BEGIN Data shown
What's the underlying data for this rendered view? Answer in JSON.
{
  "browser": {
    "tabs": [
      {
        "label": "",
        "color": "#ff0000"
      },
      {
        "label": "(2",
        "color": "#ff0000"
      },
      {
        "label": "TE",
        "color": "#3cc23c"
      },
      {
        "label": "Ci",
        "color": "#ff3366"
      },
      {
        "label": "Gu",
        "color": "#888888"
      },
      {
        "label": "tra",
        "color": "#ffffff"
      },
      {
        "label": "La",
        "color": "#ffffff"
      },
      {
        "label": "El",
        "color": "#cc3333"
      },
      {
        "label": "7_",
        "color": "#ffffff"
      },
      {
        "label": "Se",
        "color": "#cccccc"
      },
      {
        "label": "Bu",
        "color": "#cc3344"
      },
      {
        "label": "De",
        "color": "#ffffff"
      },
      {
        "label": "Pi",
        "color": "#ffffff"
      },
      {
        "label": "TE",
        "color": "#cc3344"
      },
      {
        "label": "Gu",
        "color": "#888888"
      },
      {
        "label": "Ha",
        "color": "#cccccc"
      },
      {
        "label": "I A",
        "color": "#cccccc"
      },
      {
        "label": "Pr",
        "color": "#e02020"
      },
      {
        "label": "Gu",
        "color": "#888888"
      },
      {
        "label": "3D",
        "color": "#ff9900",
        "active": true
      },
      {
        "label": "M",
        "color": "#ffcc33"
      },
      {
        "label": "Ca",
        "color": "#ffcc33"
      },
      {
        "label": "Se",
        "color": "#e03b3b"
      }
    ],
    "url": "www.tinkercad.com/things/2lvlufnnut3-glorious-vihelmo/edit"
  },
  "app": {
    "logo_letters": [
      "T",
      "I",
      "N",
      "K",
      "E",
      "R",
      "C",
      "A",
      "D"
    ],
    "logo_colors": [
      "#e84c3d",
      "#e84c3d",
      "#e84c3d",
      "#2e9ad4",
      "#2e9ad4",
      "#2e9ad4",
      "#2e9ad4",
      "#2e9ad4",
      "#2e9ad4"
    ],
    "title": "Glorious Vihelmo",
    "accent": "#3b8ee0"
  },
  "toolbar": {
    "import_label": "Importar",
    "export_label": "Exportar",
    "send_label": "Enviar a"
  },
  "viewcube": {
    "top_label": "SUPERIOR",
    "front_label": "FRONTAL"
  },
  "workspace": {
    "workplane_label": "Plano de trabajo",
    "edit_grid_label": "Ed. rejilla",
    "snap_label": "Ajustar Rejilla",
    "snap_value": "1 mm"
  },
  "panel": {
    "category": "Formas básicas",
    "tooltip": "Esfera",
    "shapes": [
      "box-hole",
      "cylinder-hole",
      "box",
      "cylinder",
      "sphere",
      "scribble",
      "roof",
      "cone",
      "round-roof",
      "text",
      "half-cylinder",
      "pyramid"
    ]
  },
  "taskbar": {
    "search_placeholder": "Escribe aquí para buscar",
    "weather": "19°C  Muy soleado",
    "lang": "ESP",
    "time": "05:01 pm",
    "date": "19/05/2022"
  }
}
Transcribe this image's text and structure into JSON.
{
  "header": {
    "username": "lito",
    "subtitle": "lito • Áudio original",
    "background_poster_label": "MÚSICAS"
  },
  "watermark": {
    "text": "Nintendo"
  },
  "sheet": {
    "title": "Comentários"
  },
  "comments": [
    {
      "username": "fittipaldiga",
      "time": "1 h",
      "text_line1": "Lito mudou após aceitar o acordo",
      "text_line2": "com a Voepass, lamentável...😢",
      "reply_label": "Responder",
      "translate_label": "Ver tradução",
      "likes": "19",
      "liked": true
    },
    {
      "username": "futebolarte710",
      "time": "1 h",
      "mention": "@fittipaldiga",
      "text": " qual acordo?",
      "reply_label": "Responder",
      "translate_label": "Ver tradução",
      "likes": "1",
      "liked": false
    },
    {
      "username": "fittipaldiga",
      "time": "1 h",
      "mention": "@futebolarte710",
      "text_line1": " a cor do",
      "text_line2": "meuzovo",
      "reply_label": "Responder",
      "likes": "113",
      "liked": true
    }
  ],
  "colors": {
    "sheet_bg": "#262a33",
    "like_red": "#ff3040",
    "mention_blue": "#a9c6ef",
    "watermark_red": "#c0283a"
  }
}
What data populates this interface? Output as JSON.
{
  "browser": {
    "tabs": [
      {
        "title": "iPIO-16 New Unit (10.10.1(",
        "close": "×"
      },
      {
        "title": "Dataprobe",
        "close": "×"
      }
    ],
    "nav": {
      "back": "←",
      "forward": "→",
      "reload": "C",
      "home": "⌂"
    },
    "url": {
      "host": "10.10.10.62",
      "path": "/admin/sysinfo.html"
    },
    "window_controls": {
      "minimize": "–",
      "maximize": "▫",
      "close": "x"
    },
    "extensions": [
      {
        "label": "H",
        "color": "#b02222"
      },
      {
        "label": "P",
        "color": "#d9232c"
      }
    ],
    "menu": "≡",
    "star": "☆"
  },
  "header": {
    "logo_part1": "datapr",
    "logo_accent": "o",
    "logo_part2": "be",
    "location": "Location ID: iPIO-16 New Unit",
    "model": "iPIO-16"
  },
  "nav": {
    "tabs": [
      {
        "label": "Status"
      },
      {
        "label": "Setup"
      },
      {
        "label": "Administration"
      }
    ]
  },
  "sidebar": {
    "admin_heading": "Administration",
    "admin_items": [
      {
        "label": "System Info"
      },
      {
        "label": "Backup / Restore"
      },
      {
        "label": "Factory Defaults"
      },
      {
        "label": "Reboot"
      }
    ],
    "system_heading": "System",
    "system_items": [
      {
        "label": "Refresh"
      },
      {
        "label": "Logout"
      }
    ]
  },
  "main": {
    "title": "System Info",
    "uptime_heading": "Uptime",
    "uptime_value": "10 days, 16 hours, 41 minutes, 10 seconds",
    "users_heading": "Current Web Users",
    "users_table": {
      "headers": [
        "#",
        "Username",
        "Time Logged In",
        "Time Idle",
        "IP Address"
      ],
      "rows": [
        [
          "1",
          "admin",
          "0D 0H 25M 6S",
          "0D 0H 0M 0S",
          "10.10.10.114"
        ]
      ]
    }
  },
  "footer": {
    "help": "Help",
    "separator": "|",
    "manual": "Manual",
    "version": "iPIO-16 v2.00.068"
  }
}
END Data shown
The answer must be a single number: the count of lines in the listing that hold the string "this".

Exercise result: 3